About this task >>
Scan the entries below. List each line with "content".

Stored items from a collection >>

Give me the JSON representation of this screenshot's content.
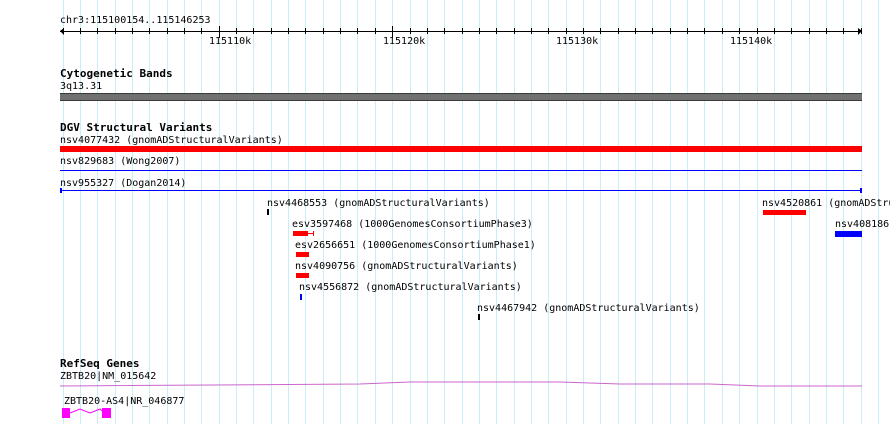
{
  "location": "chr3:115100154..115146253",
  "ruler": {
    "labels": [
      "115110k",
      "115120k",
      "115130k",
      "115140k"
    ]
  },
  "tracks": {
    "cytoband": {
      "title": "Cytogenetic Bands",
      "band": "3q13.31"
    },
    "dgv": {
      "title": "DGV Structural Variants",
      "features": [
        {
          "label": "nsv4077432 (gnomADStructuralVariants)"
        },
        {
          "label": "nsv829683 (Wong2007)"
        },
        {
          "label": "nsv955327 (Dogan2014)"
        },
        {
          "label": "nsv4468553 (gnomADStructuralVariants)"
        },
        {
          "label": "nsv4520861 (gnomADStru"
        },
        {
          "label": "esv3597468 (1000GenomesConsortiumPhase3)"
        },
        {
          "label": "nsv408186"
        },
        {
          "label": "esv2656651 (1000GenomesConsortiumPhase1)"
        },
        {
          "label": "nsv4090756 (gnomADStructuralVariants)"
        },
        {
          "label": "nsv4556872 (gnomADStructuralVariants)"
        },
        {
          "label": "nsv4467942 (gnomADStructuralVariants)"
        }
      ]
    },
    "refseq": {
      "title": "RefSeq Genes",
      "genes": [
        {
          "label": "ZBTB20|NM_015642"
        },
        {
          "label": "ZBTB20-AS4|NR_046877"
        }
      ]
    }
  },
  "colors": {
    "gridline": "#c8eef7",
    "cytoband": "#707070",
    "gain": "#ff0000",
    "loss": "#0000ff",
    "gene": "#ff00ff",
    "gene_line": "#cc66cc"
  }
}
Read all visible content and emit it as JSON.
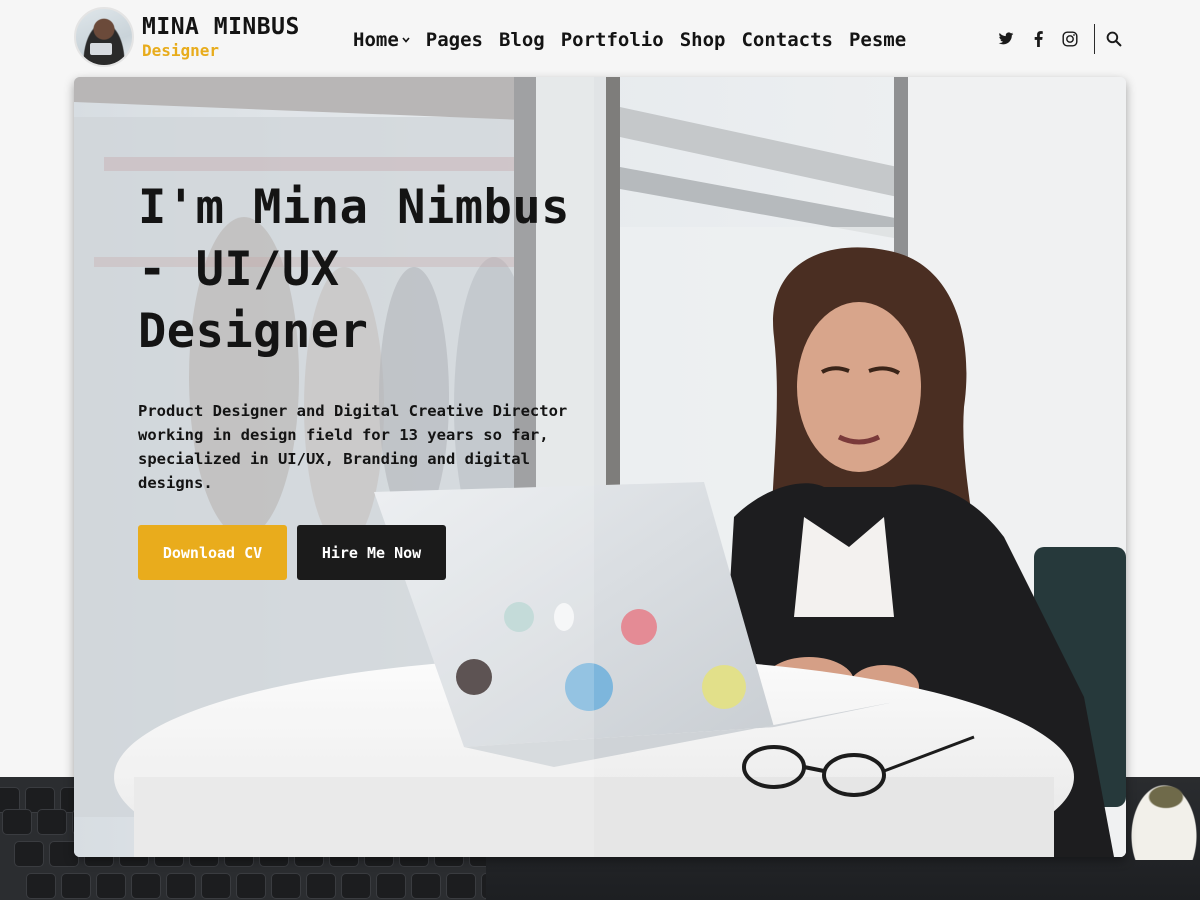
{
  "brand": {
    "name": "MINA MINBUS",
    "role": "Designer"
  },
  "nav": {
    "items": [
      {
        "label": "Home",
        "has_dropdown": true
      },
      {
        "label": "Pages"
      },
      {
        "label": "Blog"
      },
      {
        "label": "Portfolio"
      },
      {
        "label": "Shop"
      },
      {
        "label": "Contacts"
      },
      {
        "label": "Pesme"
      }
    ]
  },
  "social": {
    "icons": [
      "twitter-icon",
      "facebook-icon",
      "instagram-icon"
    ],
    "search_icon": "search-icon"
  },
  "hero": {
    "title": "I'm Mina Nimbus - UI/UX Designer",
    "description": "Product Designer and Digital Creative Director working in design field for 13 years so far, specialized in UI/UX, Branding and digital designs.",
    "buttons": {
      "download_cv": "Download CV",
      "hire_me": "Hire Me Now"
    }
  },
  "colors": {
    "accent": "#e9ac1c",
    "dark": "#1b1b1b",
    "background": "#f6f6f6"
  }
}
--
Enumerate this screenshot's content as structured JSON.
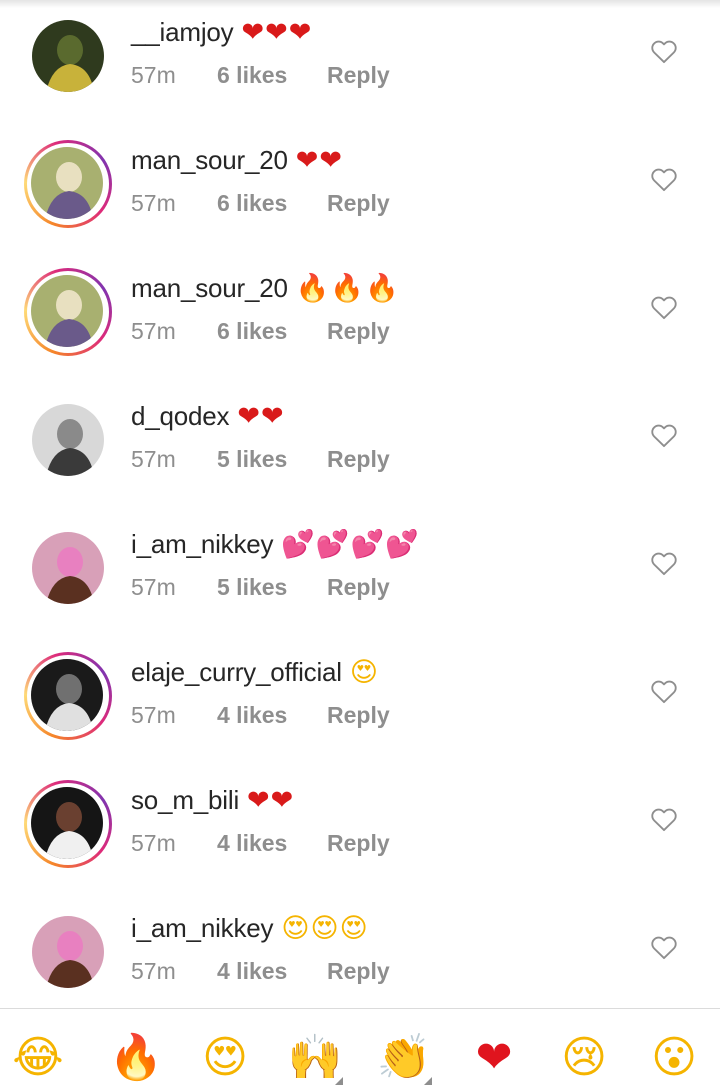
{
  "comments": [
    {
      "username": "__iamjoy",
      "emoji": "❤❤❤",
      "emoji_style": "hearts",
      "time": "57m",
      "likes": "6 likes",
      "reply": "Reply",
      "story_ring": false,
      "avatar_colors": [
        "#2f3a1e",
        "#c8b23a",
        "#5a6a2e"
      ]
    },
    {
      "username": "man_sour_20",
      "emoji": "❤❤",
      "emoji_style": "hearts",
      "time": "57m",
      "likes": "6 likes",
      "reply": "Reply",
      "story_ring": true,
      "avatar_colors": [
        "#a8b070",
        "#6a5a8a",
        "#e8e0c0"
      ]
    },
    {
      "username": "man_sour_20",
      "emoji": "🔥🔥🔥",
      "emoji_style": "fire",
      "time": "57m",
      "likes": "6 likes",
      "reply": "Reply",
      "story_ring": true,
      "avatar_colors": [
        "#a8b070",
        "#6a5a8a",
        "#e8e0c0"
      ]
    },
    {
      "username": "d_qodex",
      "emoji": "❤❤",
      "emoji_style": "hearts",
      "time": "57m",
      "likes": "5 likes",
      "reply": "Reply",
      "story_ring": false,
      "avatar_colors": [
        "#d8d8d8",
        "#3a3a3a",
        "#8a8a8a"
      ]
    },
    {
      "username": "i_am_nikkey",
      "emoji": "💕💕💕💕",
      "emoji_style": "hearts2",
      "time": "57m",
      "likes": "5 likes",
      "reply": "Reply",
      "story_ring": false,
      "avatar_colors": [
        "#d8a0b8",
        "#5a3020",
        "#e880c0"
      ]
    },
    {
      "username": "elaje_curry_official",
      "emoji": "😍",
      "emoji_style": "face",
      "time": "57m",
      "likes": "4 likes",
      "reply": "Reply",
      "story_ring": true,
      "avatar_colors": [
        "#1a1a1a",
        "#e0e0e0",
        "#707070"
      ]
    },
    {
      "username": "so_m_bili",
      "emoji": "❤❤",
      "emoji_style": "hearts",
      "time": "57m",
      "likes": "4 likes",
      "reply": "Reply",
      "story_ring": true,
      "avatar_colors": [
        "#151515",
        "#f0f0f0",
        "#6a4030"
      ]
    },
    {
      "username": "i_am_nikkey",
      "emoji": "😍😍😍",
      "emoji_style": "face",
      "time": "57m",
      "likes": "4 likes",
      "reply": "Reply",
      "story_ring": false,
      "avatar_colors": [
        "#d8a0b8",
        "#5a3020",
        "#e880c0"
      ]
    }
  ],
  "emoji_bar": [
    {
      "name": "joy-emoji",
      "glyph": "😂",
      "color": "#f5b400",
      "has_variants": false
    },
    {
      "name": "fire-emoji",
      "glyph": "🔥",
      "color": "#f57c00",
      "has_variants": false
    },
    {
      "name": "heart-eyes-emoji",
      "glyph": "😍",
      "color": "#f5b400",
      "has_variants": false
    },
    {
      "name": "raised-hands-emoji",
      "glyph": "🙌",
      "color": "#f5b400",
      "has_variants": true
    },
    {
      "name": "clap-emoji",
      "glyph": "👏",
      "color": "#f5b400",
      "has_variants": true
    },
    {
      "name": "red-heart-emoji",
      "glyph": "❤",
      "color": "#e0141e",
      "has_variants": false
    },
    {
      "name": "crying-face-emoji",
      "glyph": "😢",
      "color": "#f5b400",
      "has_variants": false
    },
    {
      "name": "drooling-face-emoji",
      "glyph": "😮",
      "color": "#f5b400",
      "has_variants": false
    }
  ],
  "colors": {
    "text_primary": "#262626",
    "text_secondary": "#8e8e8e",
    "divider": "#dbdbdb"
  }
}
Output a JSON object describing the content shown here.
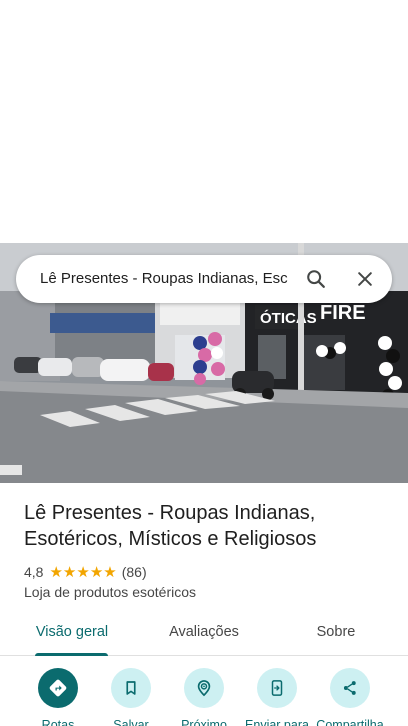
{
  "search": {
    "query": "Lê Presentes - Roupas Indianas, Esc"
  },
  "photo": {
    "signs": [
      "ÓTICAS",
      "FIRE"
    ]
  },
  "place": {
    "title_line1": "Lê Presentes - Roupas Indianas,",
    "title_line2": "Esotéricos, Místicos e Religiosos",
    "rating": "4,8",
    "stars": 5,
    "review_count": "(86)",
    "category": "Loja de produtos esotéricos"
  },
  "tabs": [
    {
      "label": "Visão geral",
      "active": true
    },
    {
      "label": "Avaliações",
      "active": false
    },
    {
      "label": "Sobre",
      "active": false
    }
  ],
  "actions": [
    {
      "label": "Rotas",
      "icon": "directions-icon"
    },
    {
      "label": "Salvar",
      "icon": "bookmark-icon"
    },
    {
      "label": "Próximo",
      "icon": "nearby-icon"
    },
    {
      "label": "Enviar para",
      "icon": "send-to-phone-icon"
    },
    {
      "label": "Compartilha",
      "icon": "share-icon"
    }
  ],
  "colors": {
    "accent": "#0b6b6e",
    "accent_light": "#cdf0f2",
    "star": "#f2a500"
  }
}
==
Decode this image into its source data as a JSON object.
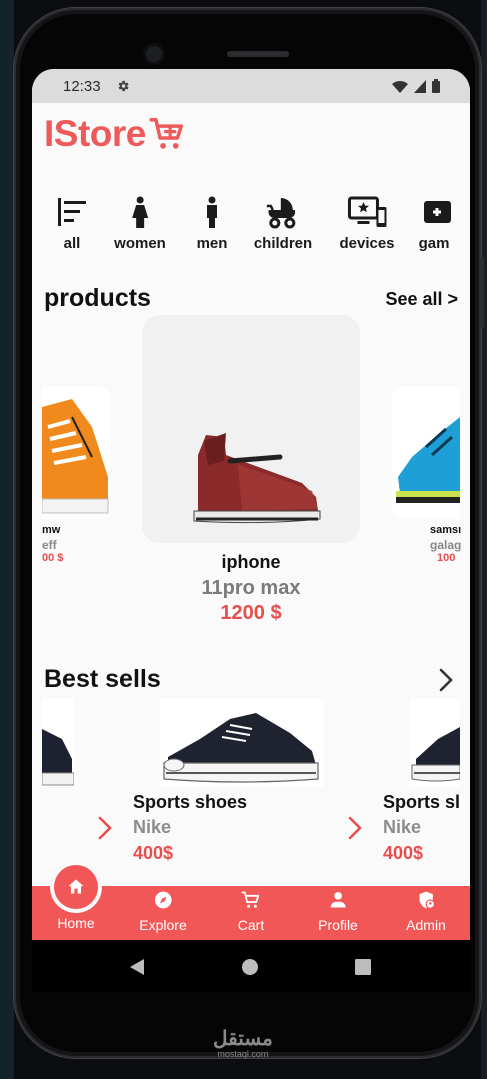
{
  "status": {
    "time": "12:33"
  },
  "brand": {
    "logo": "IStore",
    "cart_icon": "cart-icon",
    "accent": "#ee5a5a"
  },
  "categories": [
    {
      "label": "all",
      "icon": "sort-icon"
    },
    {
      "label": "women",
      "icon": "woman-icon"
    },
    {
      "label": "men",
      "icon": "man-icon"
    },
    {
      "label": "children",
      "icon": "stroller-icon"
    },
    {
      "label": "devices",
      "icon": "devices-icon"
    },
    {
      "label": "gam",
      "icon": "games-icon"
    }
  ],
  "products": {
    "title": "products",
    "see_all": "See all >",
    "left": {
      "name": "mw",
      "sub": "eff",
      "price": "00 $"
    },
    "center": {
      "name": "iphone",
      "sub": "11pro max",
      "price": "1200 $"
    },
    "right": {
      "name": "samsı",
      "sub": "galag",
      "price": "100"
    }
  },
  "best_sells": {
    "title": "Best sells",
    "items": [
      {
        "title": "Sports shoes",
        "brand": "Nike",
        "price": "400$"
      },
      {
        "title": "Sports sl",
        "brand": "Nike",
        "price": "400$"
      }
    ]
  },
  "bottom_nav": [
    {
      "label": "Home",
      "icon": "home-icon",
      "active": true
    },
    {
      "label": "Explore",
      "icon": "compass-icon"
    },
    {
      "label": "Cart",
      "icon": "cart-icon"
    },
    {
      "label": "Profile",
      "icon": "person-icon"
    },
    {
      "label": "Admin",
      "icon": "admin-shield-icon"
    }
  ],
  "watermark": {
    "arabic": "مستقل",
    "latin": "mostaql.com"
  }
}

Reply to the exercise >>
Give me the JSON representation of this screenshot's content.
Read all visible content and emit it as JSON.
Enumerate this screenshot's content as structured JSON.
Output a JSON object describing the content shown here.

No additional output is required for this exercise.